On Tuesday, FIBA held the 2022 FIBA Women’s Basketball World Cup Qualifying Tournament’s group draw in Geneva, Switzerland. The USA Basketball women’s national team will play in Group D with Belgium, Russia and Puerto Rico.
The remaining groups are below.
- Group A: Australia, Korea, Serbia, Brazil (in Belgrade, Serbia)
- Group B: France, China, Nigeria, Mali (in Belgrade, Serbia)
- Group C: Bosnia and Herzegovina, Japan, Canada, Belarus (in Osaka, Japan)
THE GROUPS ARE SET— FIBA Women's Basketball World Cup (@FIBAWWC) November 23, 2021
What are your thoughts after today’s Draw? A looot of exciting match-ups are happening in February, and we can’t wait #FIBAWWC pic.twitter.com/7DmCDwb4zK
The qualifying tournament will be from Feb. 10-13, 2022. According to FIBA, the games in Washington will be held at the Entertainment and Sports Arena in Congress Heights.

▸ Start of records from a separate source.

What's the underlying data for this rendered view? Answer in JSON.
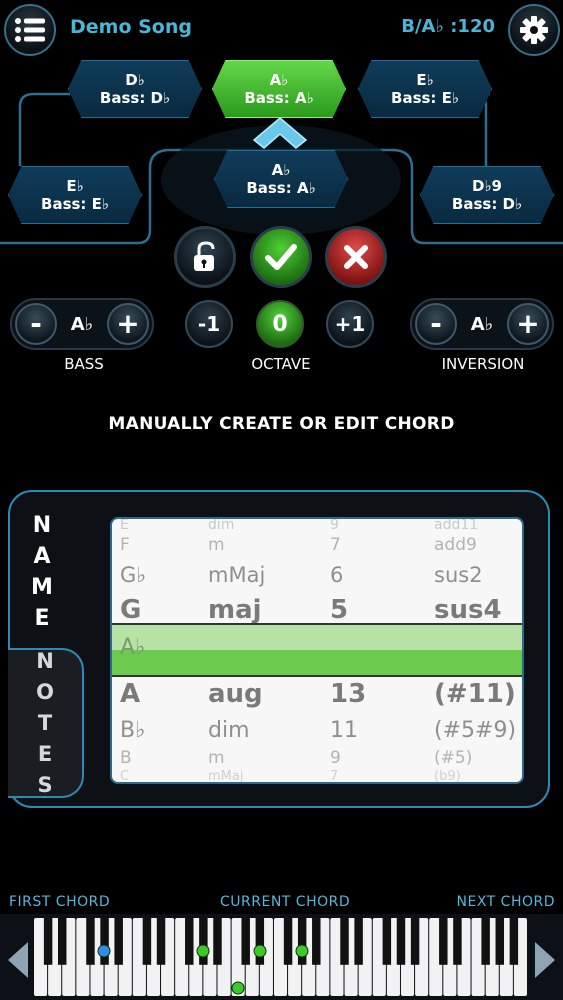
{
  "header": {
    "menu_icon": "list-menu-icon",
    "song_title": "Demo Song",
    "key_tempo": "B/A♭ :120",
    "settings_icon": "gear-icon"
  },
  "chord_tree": {
    "top_row": [
      {
        "chord": "D♭",
        "bass": "Bass: D♭"
      },
      {
        "chord": "A♭",
        "bass": "Bass: A♭",
        "active": true
      },
      {
        "chord": "E♭",
        "bass": "Bass: E♭"
      }
    ],
    "second_row": [
      {
        "chord": "E♭",
        "bass": "Bass: E♭"
      },
      {
        "chord": "A♭",
        "bass": "Bass: A♭"
      },
      {
        "chord": "D♭9",
        "bass": "Bass: D♭"
      }
    ]
  },
  "actions": {
    "lock_icon": "unlock-icon",
    "confirm_icon": "checkmark-icon",
    "cancel_icon": "x-icon"
  },
  "bass": {
    "minus": "-",
    "value": "A♭",
    "plus": "+",
    "label": "BASS"
  },
  "octave": {
    "minus": "-1",
    "value": "0",
    "plus": "+1",
    "label": "OCTAVE"
  },
  "inversion": {
    "minus": "-",
    "value": "A♭",
    "plus": "+",
    "label": "INVERSION"
  },
  "instruction": "MANUALLY CREATE OR EDIT CHORD",
  "tabs": {
    "name": [
      "N",
      "A",
      "M",
      "E"
    ],
    "notes": [
      "N",
      "O",
      "T",
      "E",
      "S"
    ]
  },
  "picker": {
    "rows": [
      {
        "root": "E",
        "quality": "dim",
        "ext": "9",
        "add": "add11"
      },
      {
        "root": "F",
        "quality": "m",
        "ext": "7",
        "add": "add9"
      },
      {
        "root": "G♭",
        "quality": "mMaj",
        "ext": "6",
        "add": "sus2"
      },
      {
        "root": "G",
        "quality": "maj",
        "ext": "5",
        "add": "sus4"
      },
      {
        "root": "A",
        "quality": "aug",
        "ext": "13",
        "add": "(#11)"
      },
      {
        "root": "B♭",
        "quality": "dim",
        "ext": "11",
        "add": "(#5#9)"
      },
      {
        "root": "B",
        "quality": "m",
        "ext": "9",
        "add": "(#5)"
      },
      {
        "root": "C",
        "quality": "mMaj",
        "ext": "7",
        "add": "(b9)"
      }
    ],
    "selected": "A♭"
  },
  "keyboard": {
    "first_label": "FIRST  CHORD",
    "current_label": "CURRENT  CHORD",
    "next_label": "NEXT  CHORD"
  }
}
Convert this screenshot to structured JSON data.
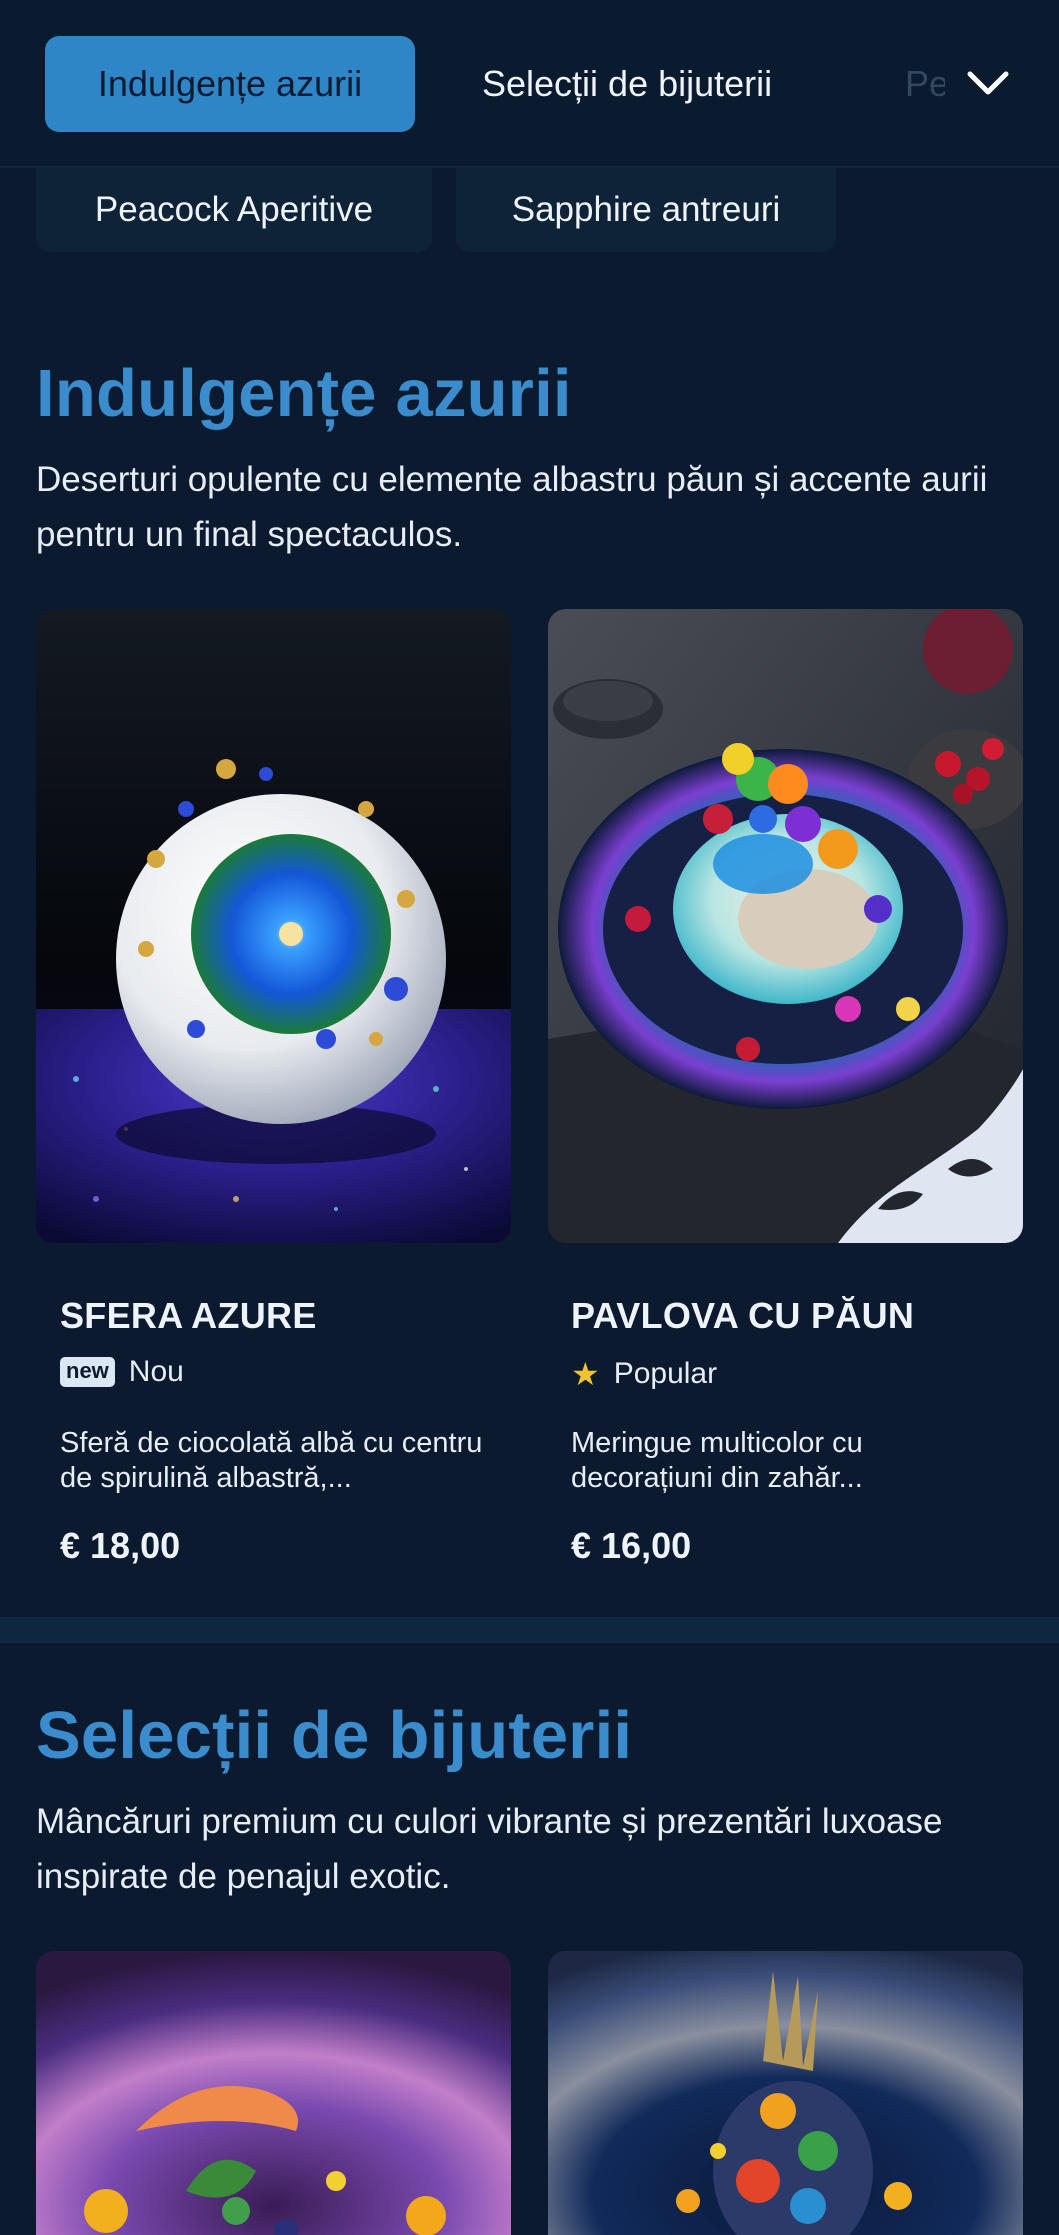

This has not been confirmed by USA Basketball, Monumental Sports & Entertainment, or Events DC. In fact, a release by USA Basketball on Tuesday afternoon regarding the qualifiers stated that the venue was unknown. We have reached out to USA Basketball, who reiterated that no official venue has been named or finalized in Washington though the qualifiers will be there. They hope to make an announcement before the end of December.
Though there are conflicting reports on where the qualifiers will be, ESA always appeared to be one of the most likely venues given that it is the home of the Washington Mystics and that the Capital City Go-Go won’t be playing games there that weekend.
Below is the schedule of the qualifier games that will be played in Washington. Game times are to be determined:
- Feb. 10: Belgium vs. Russia, USA vs. Puerto Rico
- Feb. 11: Russia vs. Puerto Rico, USA vs. Belgium
- Feb. 13: USA vs. Russia, Belgium vs. Puerto Rico
The biggest news, from a D.C. standpoint, is that some arena in Washington will host both the USA and Belgium for a game. Emma Meesseman is the top player for the Belgian Cats, and she will have a homecoming weekend at the arena where she led the Washington Mystics to the 2019 WNBA championship. For Mystics fans, it will be an opportunity for them to get one more chance (and possibly their last) to see her play stateside because of the realities of the international game.
And for Emma herself, it will be cool to see her walk through the halls of the MedStar Health Performance Center while she fistbumps Bradley Beal, Rui Hachimura and Tommy Sheppard as they say “Hi” to her in the hallway. The Wizards have two home games during the qualifiers, and I’d imagine that she’ll go to them if possible!
But I digress.
The timing of the qualifiers will also give us an opportunity to see how well Belgian fans travel, now that the world learns to live with the coronavirus and that they do not need a travel visa to enter the United States. My feeling is that there will be a good number of Belgians heading stateside for this trip.
Since early November, the United States lifted its non-essential travel ban on non-Americans who were in the European Union’s Schengen Area (Belgium is in it), provided those travelers test negative for the coronavirus and are at least two weeks removed from the first/second dose of the Pfizer, Johnson & Johnson/Janssen, Moderna, AstraZeneca, Covisheild, Sinopharm or Sinovac vaccines to be considered “fully vaccinated.”
The roster for the USA Basketball women’s national team has not been determined yet, though Mystics center Tina Charles and guard Ariel Atkins were members of the Olympic team. Dawn Staley, the head coach for Team USA during the Olympics, leaned toward stepping down after the Games but could still return. If she doesn’t, it seems likely that USA assistant (and Minnesota Lynx head coach) Cheryl Reeve may be the successor.